For years, Americans have been on the McMansion trail. Bigger and bigger homes have driven up the average size of US accomodations and expectations. But there is a counter-movement, the “tiny house movement,” that is pushing for just the opposite. Pushing for – and building and living in – teeny tiny houses. Five hundred square feet. Four hundred. Three hundred. Two hundred. And tiny apartments, too – micro-apartments – gaining interest. Backers. Dwellers. The tiny house people say it’s all about living light. Maybe living better, in a very small space. This hour On Point: tiny houses, and the urge to live small.
NPR News: Living Small In The City: With More Singles, Micro-Housing Gets Big — “While the average size of new houses gets bigger every year in the U.S., some people are trying to do more with less. A lot less. Tiny houses and micro apartments are now a niche trend in the housing market. Smaller spaces are touted as more environmentally friendly, more affordable and perhaps even more communal. The idea is you might be more likely to get out and be social if you live in a smaller space.”
WFAE: Big Challenges For Tiny Houses In North Carolina — “If you could design your dream home, what would it look like? A big house with a four car garage? Maybe something more modest but efficient. Places like Portland, Oregon and Washington, DC have communities experimenting with small living spaces known as tiny houses. North Carolina has caught on to the tiny house trend—homes that are tiny by nature, but artistically designed for those looking for a more compact way of living without going into much debt. ”
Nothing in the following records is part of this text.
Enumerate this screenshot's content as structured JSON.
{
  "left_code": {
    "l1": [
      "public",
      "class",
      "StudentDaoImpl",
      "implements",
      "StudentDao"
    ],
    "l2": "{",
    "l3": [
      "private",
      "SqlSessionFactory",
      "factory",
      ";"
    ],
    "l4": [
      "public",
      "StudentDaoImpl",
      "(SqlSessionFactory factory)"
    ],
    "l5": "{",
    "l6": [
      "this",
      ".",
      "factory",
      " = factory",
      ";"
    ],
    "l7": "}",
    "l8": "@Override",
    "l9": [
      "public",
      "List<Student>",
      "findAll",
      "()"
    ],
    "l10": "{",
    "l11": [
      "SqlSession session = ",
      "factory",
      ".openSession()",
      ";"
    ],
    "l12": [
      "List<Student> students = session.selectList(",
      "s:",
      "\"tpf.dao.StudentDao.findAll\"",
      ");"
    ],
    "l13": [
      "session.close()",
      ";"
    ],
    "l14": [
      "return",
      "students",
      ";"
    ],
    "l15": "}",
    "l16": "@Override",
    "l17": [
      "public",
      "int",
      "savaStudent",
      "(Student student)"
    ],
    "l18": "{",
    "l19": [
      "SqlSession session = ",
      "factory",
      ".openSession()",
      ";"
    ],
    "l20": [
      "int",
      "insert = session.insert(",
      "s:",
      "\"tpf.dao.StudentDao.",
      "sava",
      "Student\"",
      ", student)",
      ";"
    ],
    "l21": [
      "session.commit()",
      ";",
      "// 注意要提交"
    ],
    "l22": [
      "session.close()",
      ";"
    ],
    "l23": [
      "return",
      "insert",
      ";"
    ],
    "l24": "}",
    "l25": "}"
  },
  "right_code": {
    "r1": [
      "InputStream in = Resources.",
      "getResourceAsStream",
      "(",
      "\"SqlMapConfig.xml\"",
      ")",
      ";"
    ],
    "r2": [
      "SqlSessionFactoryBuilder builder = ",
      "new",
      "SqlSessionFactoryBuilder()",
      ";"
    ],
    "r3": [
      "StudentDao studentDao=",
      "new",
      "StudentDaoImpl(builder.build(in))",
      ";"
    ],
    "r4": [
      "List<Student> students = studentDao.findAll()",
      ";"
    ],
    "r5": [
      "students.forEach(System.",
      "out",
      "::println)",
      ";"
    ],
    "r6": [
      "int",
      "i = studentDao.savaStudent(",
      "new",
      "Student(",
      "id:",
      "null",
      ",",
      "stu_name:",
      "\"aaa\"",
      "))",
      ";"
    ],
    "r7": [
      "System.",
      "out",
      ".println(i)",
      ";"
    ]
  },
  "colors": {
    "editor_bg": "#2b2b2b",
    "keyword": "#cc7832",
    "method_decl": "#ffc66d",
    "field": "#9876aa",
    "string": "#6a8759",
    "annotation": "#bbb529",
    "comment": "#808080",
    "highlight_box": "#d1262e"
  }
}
The Oregonian: ‘Portlandia’ tiny house: Fred and Carrie have never been so close — “Are you searching for an affordable home in Portland’s Alberta Arts District? Does your soul want sustainability yet your heart yearns for luxuries like a master bathroom with soaking tub, TV and a window framing landscape? Would an efficient home office and library filled with classics feed your mind? The tiny house that stars in Thursday’s episode of ‘Portlandia’ might be the perfect fit. If you can squeeze in.”
Two Radio Interview Participants Needed! Sorry for the short notice, but we’re hoping to find two people who would like to be interviewed on this hour-long National Public Radio show about tiny houses. This would be a call-in interview, so you wouldn’t need to travel. We want to round out the guests on the show, so we’re looking for one woman, and one man to be guests. One should be living in a tiny rural tiny home. The other should be living in a micro apartment. Neither guest should be living in Iowa City or Washington. Preferably younger millennial/hipster micro home dwellers. For details, contact us as soon as possible. Thanks! Please contact us if you’re interested.
On Monday, 6 October 2014, Wisconsin Public Radio dedicated an hour to discussing the small house movement. I was able to be a guest on the show and talk about tiny house living. You can listen to the interview below. Click here to read more on the WPR website. Thanks to the Joy Cardin Show for featuring tiny houses!